Interface dataset entries:
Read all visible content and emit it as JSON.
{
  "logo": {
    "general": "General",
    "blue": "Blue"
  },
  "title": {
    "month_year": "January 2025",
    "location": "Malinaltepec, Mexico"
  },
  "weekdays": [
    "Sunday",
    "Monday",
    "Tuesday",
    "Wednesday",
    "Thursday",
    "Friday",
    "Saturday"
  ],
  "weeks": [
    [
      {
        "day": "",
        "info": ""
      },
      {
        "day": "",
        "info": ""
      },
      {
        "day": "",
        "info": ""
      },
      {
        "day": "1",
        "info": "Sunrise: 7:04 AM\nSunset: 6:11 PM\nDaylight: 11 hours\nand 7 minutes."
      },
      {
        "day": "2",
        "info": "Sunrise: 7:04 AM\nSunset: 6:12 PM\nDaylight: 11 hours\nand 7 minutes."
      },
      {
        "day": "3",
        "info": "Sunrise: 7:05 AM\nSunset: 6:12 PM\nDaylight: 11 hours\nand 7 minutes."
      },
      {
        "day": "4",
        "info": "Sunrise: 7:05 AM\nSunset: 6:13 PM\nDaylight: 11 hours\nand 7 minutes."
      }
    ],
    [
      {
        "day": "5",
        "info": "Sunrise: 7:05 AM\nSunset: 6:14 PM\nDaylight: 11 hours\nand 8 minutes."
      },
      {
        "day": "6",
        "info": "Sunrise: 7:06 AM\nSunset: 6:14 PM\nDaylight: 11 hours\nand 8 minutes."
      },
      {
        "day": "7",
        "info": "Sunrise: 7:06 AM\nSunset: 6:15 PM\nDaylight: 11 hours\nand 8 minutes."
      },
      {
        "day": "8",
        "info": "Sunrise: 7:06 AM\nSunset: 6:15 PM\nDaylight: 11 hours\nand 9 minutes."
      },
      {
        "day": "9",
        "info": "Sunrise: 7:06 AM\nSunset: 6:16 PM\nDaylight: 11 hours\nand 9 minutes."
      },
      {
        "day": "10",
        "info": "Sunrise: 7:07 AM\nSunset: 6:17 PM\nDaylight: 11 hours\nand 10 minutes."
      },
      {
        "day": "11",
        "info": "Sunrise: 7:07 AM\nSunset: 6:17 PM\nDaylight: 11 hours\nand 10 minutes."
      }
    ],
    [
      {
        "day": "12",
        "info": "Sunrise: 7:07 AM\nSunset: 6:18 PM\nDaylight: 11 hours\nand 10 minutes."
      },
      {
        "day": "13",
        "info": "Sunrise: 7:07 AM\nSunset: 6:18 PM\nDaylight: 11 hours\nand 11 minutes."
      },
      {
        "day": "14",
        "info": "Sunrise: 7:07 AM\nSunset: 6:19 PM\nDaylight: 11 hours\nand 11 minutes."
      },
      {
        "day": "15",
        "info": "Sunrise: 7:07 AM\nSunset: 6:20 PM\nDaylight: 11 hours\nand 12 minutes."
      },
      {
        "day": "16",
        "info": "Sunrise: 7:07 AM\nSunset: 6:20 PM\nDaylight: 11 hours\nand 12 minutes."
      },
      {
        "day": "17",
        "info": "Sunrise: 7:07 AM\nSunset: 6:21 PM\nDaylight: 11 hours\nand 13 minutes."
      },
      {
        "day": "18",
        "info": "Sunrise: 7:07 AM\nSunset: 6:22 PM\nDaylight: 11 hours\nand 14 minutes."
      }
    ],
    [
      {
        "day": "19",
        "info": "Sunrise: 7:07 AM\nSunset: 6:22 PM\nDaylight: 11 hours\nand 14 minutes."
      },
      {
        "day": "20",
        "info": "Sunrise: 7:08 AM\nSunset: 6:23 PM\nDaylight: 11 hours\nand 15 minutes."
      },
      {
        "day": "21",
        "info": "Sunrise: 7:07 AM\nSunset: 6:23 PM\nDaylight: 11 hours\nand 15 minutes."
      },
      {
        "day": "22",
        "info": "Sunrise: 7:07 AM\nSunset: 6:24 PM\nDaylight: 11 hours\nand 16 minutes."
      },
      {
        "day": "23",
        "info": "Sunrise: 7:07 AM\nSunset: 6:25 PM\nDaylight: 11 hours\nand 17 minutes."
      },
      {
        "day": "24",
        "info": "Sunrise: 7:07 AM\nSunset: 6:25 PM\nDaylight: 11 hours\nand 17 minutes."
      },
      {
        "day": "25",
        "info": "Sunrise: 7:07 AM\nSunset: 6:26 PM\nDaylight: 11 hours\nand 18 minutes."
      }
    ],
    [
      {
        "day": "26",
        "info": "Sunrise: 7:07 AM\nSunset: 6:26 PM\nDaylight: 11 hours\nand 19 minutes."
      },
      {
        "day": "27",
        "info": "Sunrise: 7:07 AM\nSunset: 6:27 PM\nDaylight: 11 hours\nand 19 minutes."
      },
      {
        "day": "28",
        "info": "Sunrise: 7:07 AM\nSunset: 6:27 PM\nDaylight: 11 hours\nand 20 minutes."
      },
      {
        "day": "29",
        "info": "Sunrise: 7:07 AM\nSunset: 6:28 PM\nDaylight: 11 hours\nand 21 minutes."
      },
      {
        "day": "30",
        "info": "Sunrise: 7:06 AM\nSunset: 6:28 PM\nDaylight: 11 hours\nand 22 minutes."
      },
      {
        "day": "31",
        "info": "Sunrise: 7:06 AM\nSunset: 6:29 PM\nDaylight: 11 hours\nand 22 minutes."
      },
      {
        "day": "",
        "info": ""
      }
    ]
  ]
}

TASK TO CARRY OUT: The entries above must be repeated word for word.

RESULT OF THIS TASK:
Read all visible content and emit it as JSON.
{
  "logo": {
    "general": "General",
    "blue": "Blue"
  },
  "title": {
    "month_year": "January 2025",
    "location": "Malinaltepec, Mexico"
  },
  "weekdays": [
    "Sunday",
    "Monday",
    "Tuesday",
    "Wednesday",
    "Thursday",
    "Friday",
    "Saturday"
  ],
  "weeks": [
    [
      {
        "day": "",
        "info": ""
      },
      {
        "day": "",
        "info": ""
      },
      {
        "day": "",
        "info": ""
      },
      {
        "day": "1",
        "info": "Sunrise: 7:04 AM\nSunset: 6:11 PM\nDaylight: 11 hours\nand 7 minutes."
      },
      {
        "day": "2",
        "info": "Sunrise: 7:04 AM\nSunset: 6:12 PM\nDaylight: 11 hours\nand 7 minutes."
      },
      {
        "day": "3",
        "info": "Sunrise: 7:05 AM\nSunset: 6:12 PM\nDaylight: 11 hours\nand 7 minutes."
      },
      {
        "day": "4",
        "info": "Sunrise: 7:05 AM\nSunset: 6:13 PM\nDaylight: 11 hours\nand 7 minutes."
      }
    ],
    [
      {
        "day": "5",
        "info": "Sunrise: 7:05 AM\nSunset: 6:14 PM\nDaylight: 11 hours\nand 8 minutes."
      },
      {
        "day": "6",
        "info": "Sunrise: 7:06 AM\nSunset: 6:14 PM\nDaylight: 11 hours\nand 8 minutes."
      },
      {
        "day": "7",
        "info": "Sunrise: 7:06 AM\nSunset: 6:15 PM\nDaylight: 11 hours\nand 8 minutes."
      },
      {
        "day": "8",
        "info": "Sunrise: 7:06 AM\nSunset: 6:15 PM\nDaylight: 11 hours\nand 9 minutes."
      },
      {
        "day": "9",
        "info": "Sunrise: 7:06 AM\nSunset: 6:16 PM\nDaylight: 11 hours\nand 9 minutes."
      },
      {
        "day": "10",
        "info": "Sunrise: 7:07 AM\nSunset: 6:17 PM\nDaylight: 11 hours\nand 10 minutes."
      },
      {
        "day": "11",
        "info": "Sunrise: 7:07 AM\nSunset: 6:17 PM\nDaylight: 11 hours\nand 10 minutes."
      }
    ],
    [
      {
        "day": "12",
        "info": "Sunrise: 7:07 AM\nSunset: 6:18 PM\nDaylight: 11 hours\nand 10 minutes."
      },
      {
        "day": "13",
        "info": "Sunrise: 7:07 AM\nSunset: 6:18 PM\nDaylight: 11 hours\nand 11 minutes."
      },
      {
        "day": "14",
        "info": "Sunrise: 7:07 AM\nSunset: 6:19 PM\nDaylight: 11 hours\nand 11 minutes."
      },
      {
        "day": "15",
        "info": "Sunrise: 7:07 AM\nSunset: 6:20 PM\nDaylight: 11 hours\nand 12 minutes."
      },
      {
        "day": "16",
        "info": "Sunrise: 7:07 AM\nSunset: 6:20 PM\nDaylight: 11 hours\nand 12 minutes."
      },
      {
        "day": "17",
        "info": "Sunrise: 7:07 AM\nSunset: 6:21 PM\nDaylight: 11 hours\nand 13 minutes."
      },
      {
        "day": "18",
        "info": "Sunrise: 7:07 AM\nSunset: 6:22 PM\nDaylight: 11 hours\nand 14 minutes."
      }
    ],
    [
      {
        "day": "19",
        "info": "Sunrise: 7:07 AM\nSunset: 6:22 PM\nDaylight: 11 hours\nand 14 minutes."
      },
      {
        "day": "20",
        "info": "Sunrise: 7:08 AM\nSunset: 6:23 PM\nDaylight: 11 hours\nand 15 minutes."
      },
      {
        "day": "21",
        "info": "Sunrise: 7:07 AM\nSunset: 6:23 PM\nDaylight: 11 hours\nand 15 minutes."
      },
      {
        "day": "22",
        "info": "Sunrise: 7:07 AM\nSunset: 6:24 PM\nDaylight: 11 hours\nand 16 minutes."
      },
      {
        "day": "23",
        "info": "Sunrise: 7:07 AM\nSunset: 6:25 PM\nDaylight: 11 hours\nand 17 minutes."
      },
      {
        "day": "24",
        "info": "Sunrise: 7:07 AM\nSunset: 6:25 PM\nDaylight: 11 hours\nand 17 minutes."
      },
      {
        "day": "25",
        "info": "Sunrise: 7:07 AM\nSunset: 6:26 PM\nDaylight: 11 hours\nand 18 minutes."
      }
    ],
    [
      {
        "day": "26",
        "info": "Sunrise: 7:07 AM\nSunset: 6:26 PM\nDaylight: 11 hours\nand 19 minutes."
      },
      {
        "day": "27",
        "info": "Sunrise: 7:07 AM\nSunset: 6:27 PM\nDaylight: 11 hours\nand 19 minutes."
      },
      {
        "day": "28",
        "info": "Sunrise: 7:07 AM\nSunset: 6:27 PM\nDaylight: 11 hours\nand 20 minutes."
      },
      {
        "day": "29",
        "info": "Sunrise: 7:07 AM\nSunset: 6:28 PM\nDaylight: 11 hours\nand 21 minutes."
      },
      {
        "day": "30",
        "info": "Sunrise: 7:06 AM\nSunset: 6:28 PM\nDaylight: 11 hours\nand 22 minutes."
      },
      {
        "day": "31",
        "info": "Sunrise: 7:06 AM\nSunset: 6:29 PM\nDaylight: 11 hours\nand 22 minutes."
      },
      {
        "day": "",
        "info": ""
      }
    ]
  ]
}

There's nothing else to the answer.